Copy out each line of the entries where the word "family" is present.

(Interface dataset entries)
*-*-*
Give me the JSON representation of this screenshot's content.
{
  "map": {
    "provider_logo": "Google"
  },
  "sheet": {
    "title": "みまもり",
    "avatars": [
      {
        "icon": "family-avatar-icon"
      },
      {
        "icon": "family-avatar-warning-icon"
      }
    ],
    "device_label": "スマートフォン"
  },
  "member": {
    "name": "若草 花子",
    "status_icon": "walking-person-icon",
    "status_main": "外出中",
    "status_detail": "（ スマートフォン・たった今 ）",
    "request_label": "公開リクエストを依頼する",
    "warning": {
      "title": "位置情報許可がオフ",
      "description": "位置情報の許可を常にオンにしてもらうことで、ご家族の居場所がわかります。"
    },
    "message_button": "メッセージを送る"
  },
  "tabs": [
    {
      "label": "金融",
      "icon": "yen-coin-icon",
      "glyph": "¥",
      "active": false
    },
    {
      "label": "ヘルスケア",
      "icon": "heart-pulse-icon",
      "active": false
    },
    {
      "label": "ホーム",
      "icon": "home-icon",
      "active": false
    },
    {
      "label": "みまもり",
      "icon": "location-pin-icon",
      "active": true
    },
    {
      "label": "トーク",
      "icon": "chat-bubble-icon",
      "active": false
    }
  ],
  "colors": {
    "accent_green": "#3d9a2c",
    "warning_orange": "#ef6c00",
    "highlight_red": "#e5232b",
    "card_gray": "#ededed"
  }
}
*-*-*
» ANSWER SECTION:
        "icon": "family-avatar-icon"
        "icon": "family-avatar-warning-icon"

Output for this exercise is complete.